Having demonstrated similarities between policy documents produced by all the administrations, we then draw on expert interviews with professional civil servants who work together in the British-Irish Council’s ‘Spatial Planning workstream’ – which aims to share best practice – to question just what has been shared between these transfer agents (after McCann, 2011) and the administrations that employ them. We explore whether policy models, specific policies, broader ideas or mere discourse has been transferred, and how ‘spatial planning’ has mutated as it has moved between Europe and the governments of the UK and Ireland.
Material Mobility – Understanding how we create and interpret mobile urban policies
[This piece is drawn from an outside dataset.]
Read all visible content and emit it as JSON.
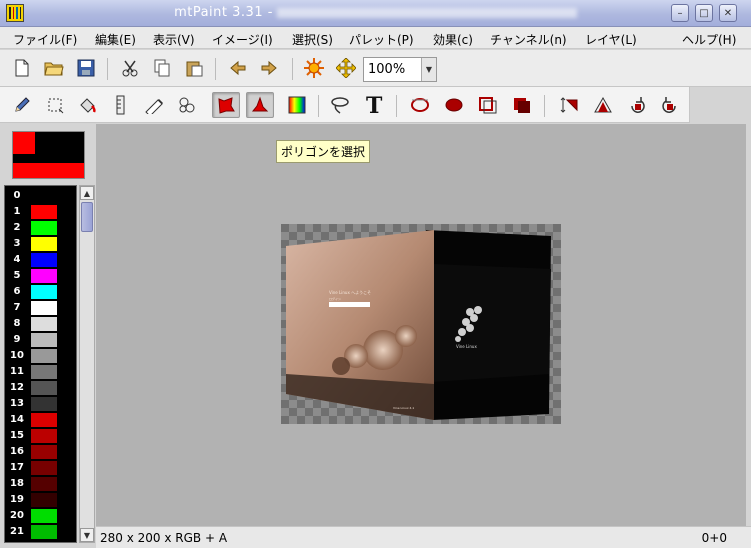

Astrid Wood (London School of Economics and Political Science / University College London)
Policies are clearly on the move as creative city, municipal management and urban drug policies as well as more free-form ideas such as gentrification are popping up in cities around the world. These assorted models find local salience in diverse contexts in spite of relatively structured and complex policy market. This paper explores the materiality of policy circulation focusing on the model itself, and with a particular emphasis the various elements of translation and interpretation that lead to heterogeneous adoption practices. In understanding why certain innovations are emulated and others are ignored, this research explores the importance of materiality in policy circulation arguing that certain innovations are more prone to circulate because of their tangible and intangible interpretations; that is, policy models simultaneously have multiple meaning to implementers while being replicable. These arguments stem from the recent policy mobility literature, which explores policy models as inchoate ideas and their representational power to impart policy. For urban policy mobilities scholars, policy models rarely circulate intact but rather are prone to change through their translation and in fact, by doing so further the circulation process. This paper builds on those arguments using the adoption of BRT in South Africa as an empirical case of mutation and emulation, in particular understanding characteristics of the BRT policy model to advance policy circulation and adoption across South African localities.